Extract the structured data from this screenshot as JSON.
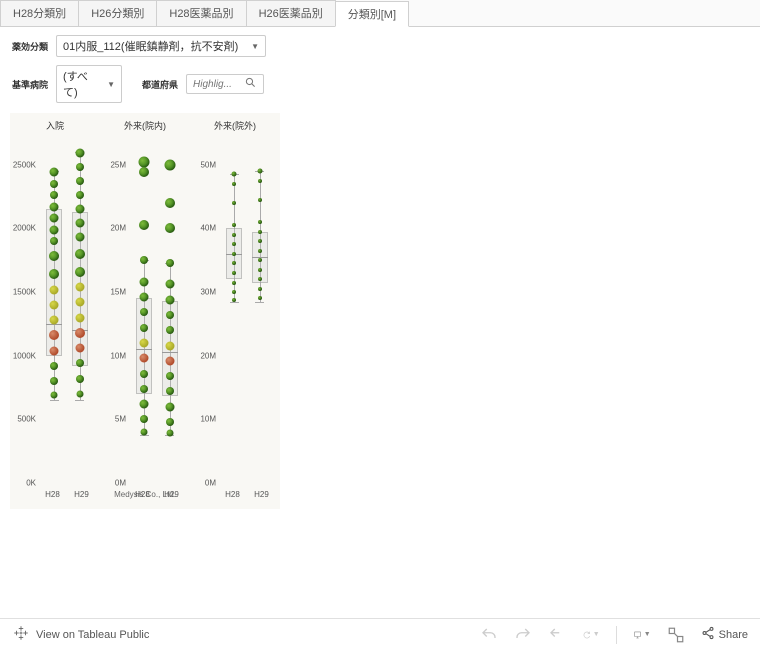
{
  "tabs": [
    {
      "label": "H28分類別",
      "active": false
    },
    {
      "label": "H26分類別",
      "active": false
    },
    {
      "label": "H28医薬品別",
      "active": false
    },
    {
      "label": "H26医薬品別",
      "active": false
    },
    {
      "label": "分類別[M]",
      "active": true
    }
  ],
  "filters": {
    "yakkou_label": "薬効分類",
    "yakkou_value": "01内服_112(催眠鎮静剤，抗不安剤)",
    "kijun_label": "基準病院",
    "kijun_value": "(すべて)",
    "search_label": "都道府県",
    "search_placeholder": "Highlig..."
  },
  "credit": "Medysis Co., Ltd.",
  "bottom": {
    "view_label": "View on Tableau Public",
    "share_label": "Share"
  },
  "chart_data": [
    {
      "title": "入院",
      "ylim": [
        0,
        2750000
      ],
      "yticks": [
        0,
        500000,
        1000000,
        1500000,
        2000000,
        2500000
      ],
      "yticklabels": [
        "0K",
        "500K",
        "1000K",
        "1500K",
        "2000K",
        "2500K"
      ],
      "categories": [
        "H28",
        "H29"
      ],
      "box": [
        {
          "q1": 1000000,
          "median": 1250000,
          "q3": 2150000,
          "whisker_low": 650000,
          "whisker_high": 2450000
        },
        {
          "q1": 920000,
          "median": 1200000,
          "q3": 2130000,
          "whisker_low": 650000,
          "whisker_high": 2600000
        }
      ],
      "points": {
        "H28": [
          {
            "y": 2440000,
            "size": 9,
            "color": "green"
          },
          {
            "y": 2350000,
            "size": 8,
            "color": "green"
          },
          {
            "y": 2260000,
            "size": 8,
            "color": "green"
          },
          {
            "y": 2170000,
            "size": 9,
            "color": "green"
          },
          {
            "y": 2080000,
            "size": 9,
            "color": "green"
          },
          {
            "y": 1990000,
            "size": 9,
            "color": "green"
          },
          {
            "y": 1900000,
            "size": 8,
            "color": "green"
          },
          {
            "y": 1780000,
            "size": 10,
            "color": "green"
          },
          {
            "y": 1640000,
            "size": 10,
            "color": "green"
          },
          {
            "y": 1520000,
            "size": 9,
            "color": "yellow"
          },
          {
            "y": 1400000,
            "size": 9,
            "color": "yellow"
          },
          {
            "y": 1280000,
            "size": 9,
            "color": "yellow"
          },
          {
            "y": 1160000,
            "size": 10,
            "color": "red"
          },
          {
            "y": 1040000,
            "size": 9,
            "color": "red"
          },
          {
            "y": 920000,
            "size": 8,
            "color": "green"
          },
          {
            "y": 800000,
            "size": 8,
            "color": "green"
          },
          {
            "y": 690000,
            "size": 7,
            "color": "green"
          }
        ],
        "H29": [
          {
            "y": 2590000,
            "size": 9,
            "color": "green"
          },
          {
            "y": 2480000,
            "size": 8,
            "color": "green"
          },
          {
            "y": 2370000,
            "size": 8,
            "color": "green"
          },
          {
            "y": 2260000,
            "size": 8,
            "color": "green"
          },
          {
            "y": 2150000,
            "size": 9,
            "color": "green"
          },
          {
            "y": 2040000,
            "size": 9,
            "color": "green"
          },
          {
            "y": 1930000,
            "size": 9,
            "color": "green"
          },
          {
            "y": 1800000,
            "size": 10,
            "color": "green"
          },
          {
            "y": 1660000,
            "size": 10,
            "color": "green"
          },
          {
            "y": 1540000,
            "size": 9,
            "color": "yellow"
          },
          {
            "y": 1420000,
            "size": 9,
            "color": "yellow"
          },
          {
            "y": 1300000,
            "size": 9,
            "color": "yellow"
          },
          {
            "y": 1180000,
            "size": 10,
            "color": "red"
          },
          {
            "y": 1060000,
            "size": 9,
            "color": "red"
          },
          {
            "y": 940000,
            "size": 8,
            "color": "green"
          },
          {
            "y": 820000,
            "size": 8,
            "color": "green"
          },
          {
            "y": 700000,
            "size": 7,
            "color": "green"
          }
        ]
      }
    },
    {
      "title": "外来(院内)",
      "ylim": [
        0,
        27500000
      ],
      "yticks": [
        0,
        5000000,
        10000000,
        15000000,
        20000000,
        25000000
      ],
      "yticklabels": [
        "0M",
        "5M",
        "10M",
        "15M",
        "20M",
        "25M"
      ],
      "categories": [
        "H28",
        "H29"
      ],
      "box": [
        {
          "q1": 7000000,
          "median": 10500000,
          "q3": 14500000,
          "whisker_low": 3800000,
          "whisker_high": 17500000
        },
        {
          "q1": 6800000,
          "median": 10300000,
          "q3": 14300000,
          "whisker_low": 3800000,
          "whisker_high": 17300000
        }
      ],
      "points": {
        "H28": [
          {
            "y": 25200000,
            "size": 11,
            "color": "green"
          },
          {
            "y": 24400000,
            "size": 10,
            "color": "green"
          },
          {
            "y": 20300000,
            "size": 10,
            "color": "green"
          },
          {
            "y": 17500000,
            "size": 8,
            "color": "green"
          },
          {
            "y": 15800000,
            "size": 9,
            "color": "green"
          },
          {
            "y": 14600000,
            "size": 9,
            "color": "green"
          },
          {
            "y": 13400000,
            "size": 8,
            "color": "green"
          },
          {
            "y": 12200000,
            "size": 8,
            "color": "green"
          },
          {
            "y": 11000000,
            "size": 9,
            "color": "yellow"
          },
          {
            "y": 9800000,
            "size": 9,
            "color": "red"
          },
          {
            "y": 8600000,
            "size": 8,
            "color": "green"
          },
          {
            "y": 7400000,
            "size": 8,
            "color": "green"
          },
          {
            "y": 6200000,
            "size": 9,
            "color": "green"
          },
          {
            "y": 5000000,
            "size": 8,
            "color": "green"
          },
          {
            "y": 4000000,
            "size": 7,
            "color": "green"
          }
        ],
        "H29": [
          {
            "y": 25000000,
            "size": 11,
            "color": "green"
          },
          {
            "y": 22000000,
            "size": 10,
            "color": "green"
          },
          {
            "y": 20000000,
            "size": 10,
            "color": "green"
          },
          {
            "y": 17300000,
            "size": 8,
            "color": "green"
          },
          {
            "y": 15600000,
            "size": 9,
            "color": "green"
          },
          {
            "y": 14400000,
            "size": 9,
            "color": "green"
          },
          {
            "y": 13200000,
            "size": 8,
            "color": "green"
          },
          {
            "y": 12000000,
            "size": 8,
            "color": "green"
          },
          {
            "y": 10800000,
            "size": 9,
            "color": "yellow"
          },
          {
            "y": 9600000,
            "size": 9,
            "color": "red"
          },
          {
            "y": 8400000,
            "size": 8,
            "color": "green"
          },
          {
            "y": 7200000,
            "size": 8,
            "color": "green"
          },
          {
            "y": 6000000,
            "size": 9,
            "color": "green"
          },
          {
            "y": 4800000,
            "size": 8,
            "color": "green"
          },
          {
            "y": 3900000,
            "size": 7,
            "color": "green"
          }
        ]
      }
    },
    {
      "title": "外来(院外)",
      "ylim": [
        0,
        55000000
      ],
      "yticks": [
        0,
        10000000,
        20000000,
        30000000,
        40000000,
        50000000
      ],
      "yticklabels": [
        "0M",
        "10M",
        "20M",
        "30M",
        "40M",
        "50M"
      ],
      "categories": [
        "H28",
        "H29"
      ],
      "box": [
        {
          "q1": 32000000,
          "median": 36000000,
          "q3": 40000000,
          "whisker_low": 28500000,
          "whisker_high": 48500000
        },
        {
          "q1": 31500000,
          "median": 35500000,
          "q3": 39500000,
          "whisker_low": 28500000,
          "whisker_high": 49000000
        }
      ],
      "points": {
        "H28": [
          {
            "y": 48500000,
            "size": 5,
            "color": "green"
          },
          {
            "y": 47000000,
            "size": 4,
            "color": "green"
          },
          {
            "y": 44000000,
            "size": 4,
            "color": "green"
          },
          {
            "y": 40500000,
            "size": 4,
            "color": "green"
          },
          {
            "y": 39000000,
            "size": 4,
            "color": "green"
          },
          {
            "y": 37500000,
            "size": 4,
            "color": "green"
          },
          {
            "y": 36000000,
            "size": 4,
            "color": "green"
          },
          {
            "y": 34500000,
            "size": 4,
            "color": "green"
          },
          {
            "y": 33000000,
            "size": 4,
            "color": "green"
          },
          {
            "y": 31500000,
            "size": 4,
            "color": "green"
          },
          {
            "y": 30000000,
            "size": 4,
            "color": "green"
          },
          {
            "y": 28800000,
            "size": 4,
            "color": "green"
          }
        ],
        "H29": [
          {
            "y": 49000000,
            "size": 5,
            "color": "green"
          },
          {
            "y": 47500000,
            "size": 4,
            "color": "green"
          },
          {
            "y": 44500000,
            "size": 4,
            "color": "green"
          },
          {
            "y": 41000000,
            "size": 4,
            "color": "green"
          },
          {
            "y": 39500000,
            "size": 4,
            "color": "green"
          },
          {
            "y": 38000000,
            "size": 4,
            "color": "green"
          },
          {
            "y": 36500000,
            "size": 4,
            "color": "green"
          },
          {
            "y": 35000000,
            "size": 4,
            "color": "green"
          },
          {
            "y": 33500000,
            "size": 4,
            "color": "green"
          },
          {
            "y": 32000000,
            "size": 4,
            "color": "green"
          },
          {
            "y": 30500000,
            "size": 4,
            "color": "green"
          },
          {
            "y": 29000000,
            "size": 4,
            "color": "green"
          }
        ]
      }
    }
  ]
}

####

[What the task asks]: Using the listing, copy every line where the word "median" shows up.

[Task solution]:
          "median": 1250000,
          "median": 1200000,
          "median": 10500000,
          "median": 10300000,
          "median": 36000000,
          "median": 35500000,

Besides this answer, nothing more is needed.